> **REQUIRED WORK**
Nothing but the records, repeated word for word and free of pictures, belongs in the answer.

> **MATERIAL SHOWN**
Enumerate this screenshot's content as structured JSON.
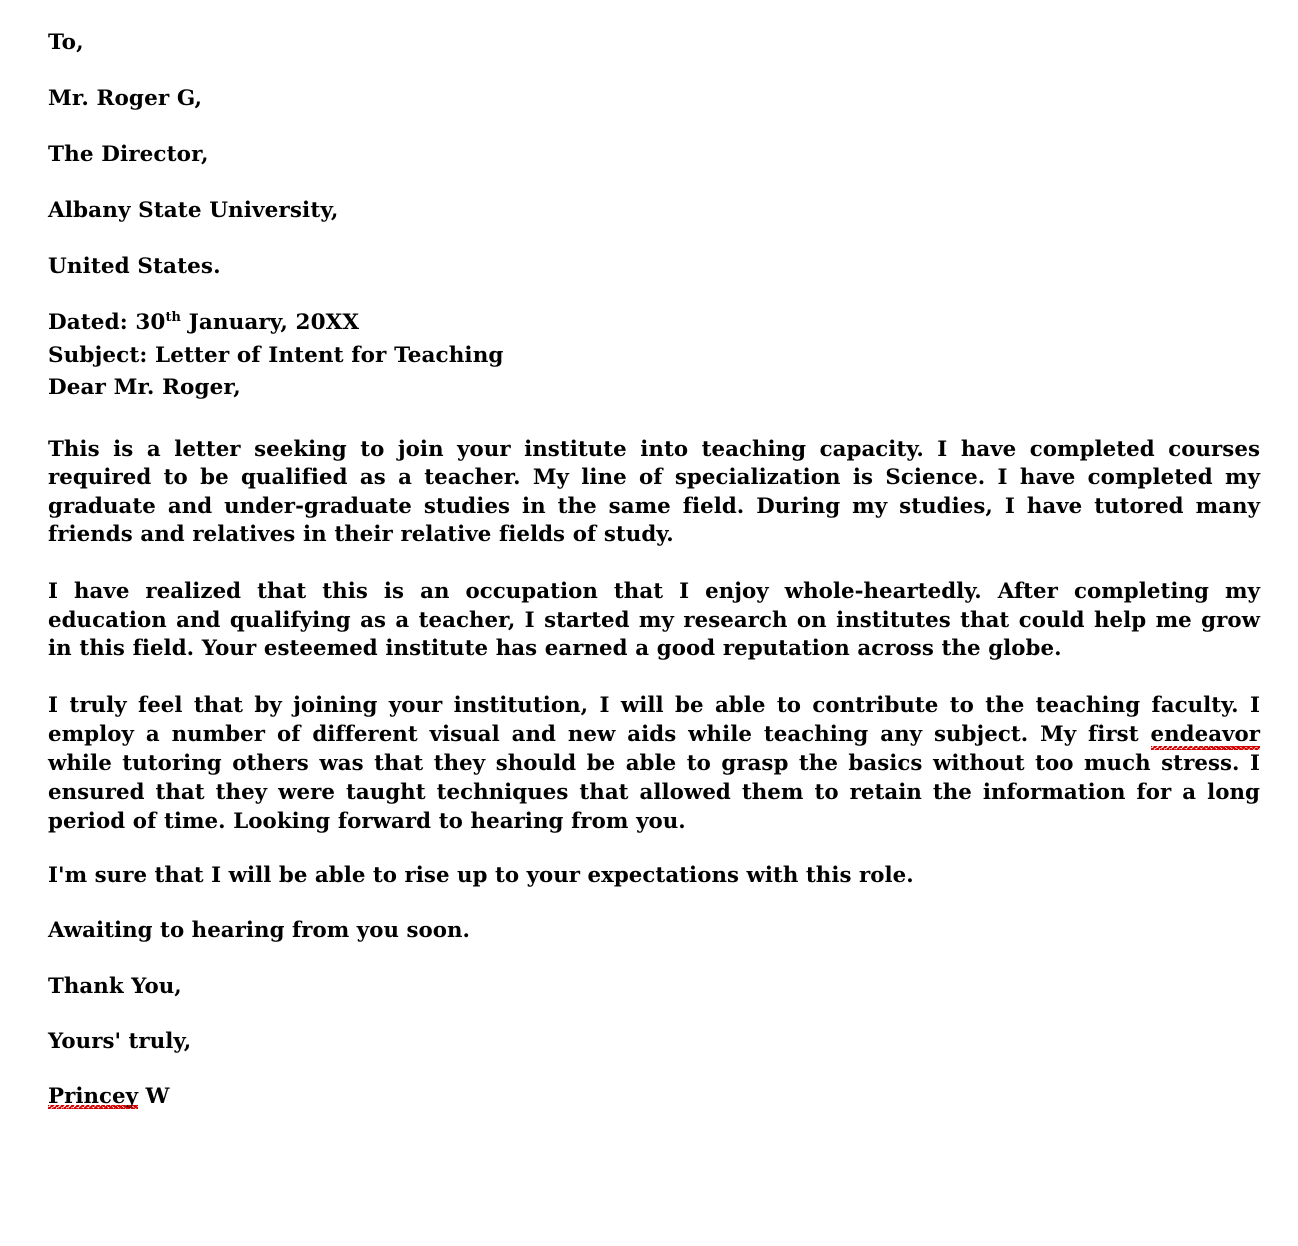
{
  "document": {
    "type": "letter",
    "background_color": "#ffffff",
    "text_color": "#000000",
    "spellcheck_underline_color": "#d40000",
    "recipient_block": [
      "To,",
      "Mr. Roger G,",
      "The Director,",
      "Albany State University,",
      "United States."
    ],
    "meta": {
      "dated_label": "Dated: 30",
      "dated_ordinal": "th",
      "dated_rest": " January, 20XX",
      "subject": "Subject:  Letter of Intent for Teaching",
      "salutation": "Dear Mr. Roger,"
    },
    "paragraphs": [
      "This is a letter seeking to join your institute into teaching capacity. I have completed courses required to be qualified as a teacher. My line of specialization is Science. I have completed my graduate and under-graduate studies in the same field. During my studies, I have tutored many friends and relatives in their relative fields of study.",
      "I have realized that this is an occupation that I enjoy whole-heartedly. After completing my education and qualifying as a teacher, I started my research on institutes that could help me grow in this field. Your esteemed institute has earned a good reputation across the globe."
    ],
    "paragraph_three": {
      "before": "I truly feel that by joining your institution, I will be able to contribute to the teaching faculty. I employ a number of different visual and new aids while teaching any subject. My first ",
      "misspelled": "endeavor",
      "after": " while tutoring others was that they should be able to grasp the basics without too much stress. I ensured that they were taught techniques that allowed them to retain the information for a long period of time. Looking forward to hearing from you."
    },
    "closing": [
      "I'm sure that I will be able to rise up to your expectations with this role.",
      "Awaiting to hearing from you soon.",
      "Thank You,",
      "Yours' truly,"
    ],
    "signature": {
      "misspelled_name": "Princey",
      "name_rest": " W"
    }
  }
}
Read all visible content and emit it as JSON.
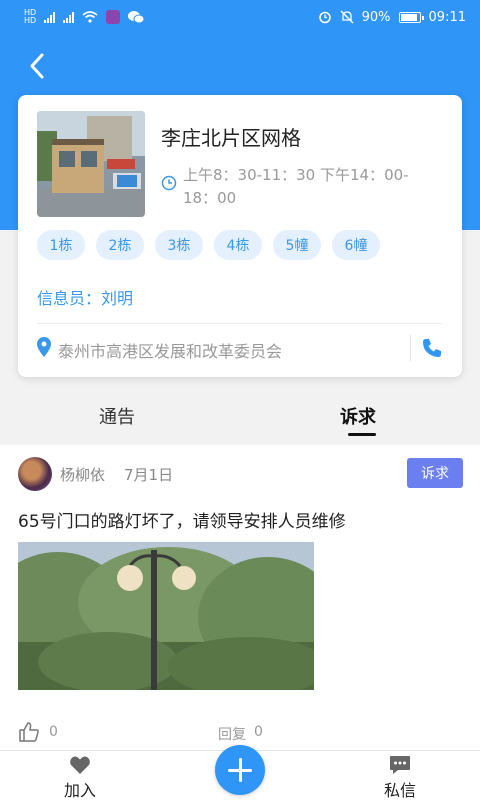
{
  "status_bar": {
    "battery_percent": "90%",
    "time": "09:11"
  },
  "grid": {
    "title": "李庄北片区网格",
    "hours": "上午8：30-11：30 下午14：00-18：00",
    "buildings": [
      "1栋",
      "2栋",
      "3栋",
      "4栋",
      "5幢",
      "6幢"
    ],
    "info_officer": "信息员：刘明",
    "address": "泰州市高港区发展和改革委员会"
  },
  "tabs": {
    "notice": "通告",
    "appeal": "诉求",
    "active": "appeal"
  },
  "post": {
    "author": "杨柳依",
    "date": "7月1日",
    "badge": "诉求",
    "text": "65号门口的路灯坏了，请领导安排人员维修",
    "likes": "0",
    "reply_label": "回复",
    "replies": "0"
  },
  "bottom_nav": {
    "join": "加入",
    "messages": "私信"
  },
  "colors": {
    "primary": "#2f95f6",
    "tag_bg": "#e4f0fd",
    "tag_text": "#3b97ea",
    "badge": "#6b7ff0"
  }
}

> **ANSWER TO THIS EXERCISE**
Enumerate this screenshot's content as structured JSON.
{
  "document": {
    "type": "letter",
    "background_color": "#ffffff",
    "text_color": "#000000",
    "spellcheck_underline_color": "#d40000",
    "recipient_block": [
      "To,",
      "Mr. Roger G,",
      "The Director,",
      "Albany State University,",
      "United States."
    ],
    "meta": {
      "dated_label": "Dated: 30",
      "dated_ordinal": "th",
      "dated_rest": " January, 20XX",
      "subject": "Subject:  Letter of Intent for Teaching",
      "salutation": "Dear Mr. Roger,"
    },
    "paragraphs": [
      "This is a letter seeking to join your institute into teaching capacity. I have completed courses required to be qualified as a teacher. My line of specialization is Science. I have completed my graduate and under-graduate studies in the same field. During my studies, I have tutored many friends and relatives in their relative fields of study.",
      "I have realized that this is an occupation that I enjoy whole-heartedly. After completing my education and qualifying as a teacher, I started my research on institutes that could help me grow in this field. Your esteemed institute has earned a good reputation across the globe."
    ],
    "paragraph_three": {
      "before": "I truly feel that by joining your institution, I will be able to contribute to the teaching faculty. I employ a number of different visual and new aids while teaching any subject. My first ",
      "misspelled": "endeavor",
      "after": " while tutoring others was that they should be able to grasp the basics without too much stress. I ensured that they were taught techniques that allowed them to retain the information for a long period of time. Looking forward to hearing from you."
    },
    "closing": [
      "I'm sure that I will be able to rise up to your expectations with this role.",
      "Awaiting to hearing from you soon.",
      "Thank You,",
      "Yours' truly,"
    ],
    "signature": {
      "misspelled_name": "Princey",
      "name_rest": " W"
    }
  }
}
Read all visible content and emit it as JSON.
{
  "status_bar": {
    "battery_percent": "90%",
    "time": "09:11"
  },
  "grid": {
    "title": "李庄北片区网格",
    "hours": "上午8：30-11：30 下午14：00-18：00",
    "buildings": [
      "1栋",
      "2栋",
      "3栋",
      "4栋",
      "5幢",
      "6幢"
    ],
    "info_officer": "信息员：刘明",
    "address": "泰州市高港区发展和改革委员会"
  },
  "tabs": {
    "notice": "通告",
    "appeal": "诉求",
    "active": "appeal"
  },
  "post": {
    "author": "杨柳依",
    "date": "7月1日",
    "badge": "诉求",
    "text": "65号门口的路灯坏了，请领导安排人员维修",
    "likes": "0",
    "reply_label": "回复",
    "replies": "0"
  },
  "bottom_nav": {
    "join": "加入",
    "messages": "私信"
  },
  "colors": {
    "primary": "#2f95f6",
    "tag_bg": "#e4f0fd",
    "tag_text": "#3b97ea",
    "badge": "#6b7ff0"
  }
}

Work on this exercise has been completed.